Volunteer Voice - Fall 2007


With cancer comes change — change in lifestyle, change in feelings and change in appearances. For women especially, changes in appearance can have a deep impact on their emotional well-being.

To help accommodate these changes, Volunteer Services created a specialty shop — Appearances.

The shop is a special place at M. D. Anderson where patients can receive support, guidance and products to enhance their appearance during and after their treatment. When you’re undergoing cancer treatment, feeling good about how you look and keeping your spirits high go a long way in contributing to a positive experience during your care.

Maritza Valero, left, says “hats off” to her Appearances volunteer Lee Madray. Madray, who has walked in the shoes of those who visit the shop, enjoys the hope she can offer.

Appearances is a unique resource for helping patients keep a positive self-image. Staffed by certified prosthesis fitters and trained volunteers, the shop is stocked with special items to complement the cancer patient’s lifestyle. In addition to breast prosthetics, products especially geared to cancer patients — from clothing and headgear to cosmetic items and accessories, fill the shelves. If a doctor recommends it, chances are that the shop will carry it — and if not, the product can often be ordered.

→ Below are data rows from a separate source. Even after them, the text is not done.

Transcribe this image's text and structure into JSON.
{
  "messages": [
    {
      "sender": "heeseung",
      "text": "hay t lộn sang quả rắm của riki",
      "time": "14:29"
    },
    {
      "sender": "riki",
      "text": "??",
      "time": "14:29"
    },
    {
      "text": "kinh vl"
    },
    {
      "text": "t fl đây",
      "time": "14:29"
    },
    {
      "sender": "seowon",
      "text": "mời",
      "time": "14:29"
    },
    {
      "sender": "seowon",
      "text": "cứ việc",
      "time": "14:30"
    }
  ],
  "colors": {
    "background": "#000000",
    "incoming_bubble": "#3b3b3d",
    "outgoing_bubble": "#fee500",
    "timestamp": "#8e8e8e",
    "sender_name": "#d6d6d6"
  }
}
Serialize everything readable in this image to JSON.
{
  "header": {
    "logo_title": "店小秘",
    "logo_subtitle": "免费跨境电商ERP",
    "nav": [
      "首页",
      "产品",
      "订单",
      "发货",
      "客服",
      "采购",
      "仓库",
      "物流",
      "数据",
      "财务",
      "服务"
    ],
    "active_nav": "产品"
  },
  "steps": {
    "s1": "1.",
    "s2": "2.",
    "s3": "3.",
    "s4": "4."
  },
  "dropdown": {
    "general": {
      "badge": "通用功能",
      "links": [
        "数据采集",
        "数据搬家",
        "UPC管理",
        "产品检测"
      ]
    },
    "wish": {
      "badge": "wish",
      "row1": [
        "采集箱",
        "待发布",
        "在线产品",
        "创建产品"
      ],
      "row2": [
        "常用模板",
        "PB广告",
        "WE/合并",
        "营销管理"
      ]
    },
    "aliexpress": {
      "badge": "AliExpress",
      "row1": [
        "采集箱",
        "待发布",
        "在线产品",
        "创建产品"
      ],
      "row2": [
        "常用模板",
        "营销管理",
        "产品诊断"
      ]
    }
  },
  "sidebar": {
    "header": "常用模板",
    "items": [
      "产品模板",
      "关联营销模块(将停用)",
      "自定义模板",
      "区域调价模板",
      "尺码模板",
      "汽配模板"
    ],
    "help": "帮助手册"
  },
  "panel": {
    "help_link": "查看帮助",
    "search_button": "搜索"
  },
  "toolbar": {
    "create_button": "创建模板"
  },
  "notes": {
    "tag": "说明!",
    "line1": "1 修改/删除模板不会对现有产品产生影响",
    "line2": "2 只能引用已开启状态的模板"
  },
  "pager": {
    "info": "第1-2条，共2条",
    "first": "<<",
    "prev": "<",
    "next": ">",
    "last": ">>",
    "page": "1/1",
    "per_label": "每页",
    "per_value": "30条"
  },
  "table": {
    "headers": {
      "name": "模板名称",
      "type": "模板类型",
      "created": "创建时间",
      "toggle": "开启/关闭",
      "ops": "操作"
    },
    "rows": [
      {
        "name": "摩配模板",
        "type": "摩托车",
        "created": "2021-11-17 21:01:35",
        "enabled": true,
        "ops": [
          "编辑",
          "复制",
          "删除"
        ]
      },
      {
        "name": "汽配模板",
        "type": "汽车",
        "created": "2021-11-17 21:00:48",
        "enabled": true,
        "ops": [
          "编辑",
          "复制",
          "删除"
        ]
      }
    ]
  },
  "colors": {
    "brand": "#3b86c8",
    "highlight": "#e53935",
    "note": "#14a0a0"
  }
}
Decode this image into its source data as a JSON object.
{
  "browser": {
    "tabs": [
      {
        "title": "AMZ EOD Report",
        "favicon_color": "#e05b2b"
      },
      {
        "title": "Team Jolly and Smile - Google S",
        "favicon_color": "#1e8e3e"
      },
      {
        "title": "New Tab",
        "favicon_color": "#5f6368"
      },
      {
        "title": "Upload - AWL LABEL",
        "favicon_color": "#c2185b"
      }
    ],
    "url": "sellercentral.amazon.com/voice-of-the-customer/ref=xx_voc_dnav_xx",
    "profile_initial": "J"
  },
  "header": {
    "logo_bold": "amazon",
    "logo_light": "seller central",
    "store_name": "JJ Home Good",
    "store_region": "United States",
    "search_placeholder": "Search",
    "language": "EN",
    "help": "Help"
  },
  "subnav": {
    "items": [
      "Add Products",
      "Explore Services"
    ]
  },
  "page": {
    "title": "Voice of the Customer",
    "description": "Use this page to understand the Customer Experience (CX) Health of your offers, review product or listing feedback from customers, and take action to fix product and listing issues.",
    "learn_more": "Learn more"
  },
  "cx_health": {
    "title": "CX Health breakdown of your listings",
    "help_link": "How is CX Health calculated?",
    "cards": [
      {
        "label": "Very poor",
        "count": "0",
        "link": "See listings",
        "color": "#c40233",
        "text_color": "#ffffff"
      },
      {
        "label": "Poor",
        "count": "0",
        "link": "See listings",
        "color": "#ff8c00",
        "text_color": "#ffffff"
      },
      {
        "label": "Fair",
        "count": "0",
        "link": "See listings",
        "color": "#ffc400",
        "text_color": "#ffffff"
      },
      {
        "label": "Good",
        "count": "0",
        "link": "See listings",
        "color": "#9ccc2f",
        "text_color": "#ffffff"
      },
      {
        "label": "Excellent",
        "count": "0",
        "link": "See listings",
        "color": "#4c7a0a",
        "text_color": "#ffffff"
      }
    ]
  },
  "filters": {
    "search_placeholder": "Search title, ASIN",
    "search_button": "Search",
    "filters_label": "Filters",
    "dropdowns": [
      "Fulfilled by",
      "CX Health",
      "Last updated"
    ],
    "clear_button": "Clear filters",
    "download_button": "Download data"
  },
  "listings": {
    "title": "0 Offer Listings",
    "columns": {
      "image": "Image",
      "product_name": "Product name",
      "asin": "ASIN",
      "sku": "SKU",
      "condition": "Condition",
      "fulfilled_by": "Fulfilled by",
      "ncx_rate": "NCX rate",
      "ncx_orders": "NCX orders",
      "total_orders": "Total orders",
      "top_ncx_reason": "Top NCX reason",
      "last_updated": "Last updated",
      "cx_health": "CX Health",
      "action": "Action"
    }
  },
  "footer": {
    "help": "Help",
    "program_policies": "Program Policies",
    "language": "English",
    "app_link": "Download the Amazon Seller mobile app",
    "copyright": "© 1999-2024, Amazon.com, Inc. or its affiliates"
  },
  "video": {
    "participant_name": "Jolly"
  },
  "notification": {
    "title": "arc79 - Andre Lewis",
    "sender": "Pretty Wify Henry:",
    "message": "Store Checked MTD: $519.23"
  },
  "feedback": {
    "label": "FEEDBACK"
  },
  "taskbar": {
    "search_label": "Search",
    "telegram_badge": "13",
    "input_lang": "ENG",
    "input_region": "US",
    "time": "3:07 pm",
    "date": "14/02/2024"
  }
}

M. D. Anderson volunteers are at the heart of the shop’s operation. Volunteers in Appearances are often breast cancer survivors because breast prosthetics are a big part of the shop’s business. They are able to share their experiences with patients.

Appearances volunteers may talk to breast cancer patients before their surgery and go over their experiences with prosthesis and reconstruction. Appearances staff help patients choose hair pieces, head coverings, skin products and other specialty items for cancer patients.

“It’s our job to help patients feel pretty again,” says volunteer Lee Madray. “Each time I come here, I pray that I am able to help someone in some little way.”

For Madray, who is a breast cancer survivor, volunteering was a way for her to give others hope.

“One day, I saw a father and son come in,” says Madray. “I felt like the son seeing me, a breast cancer survivor, would give him hope that his mother would come through her cancer, too.”


© 2014 The University of Texas MD Anderson Cancer Center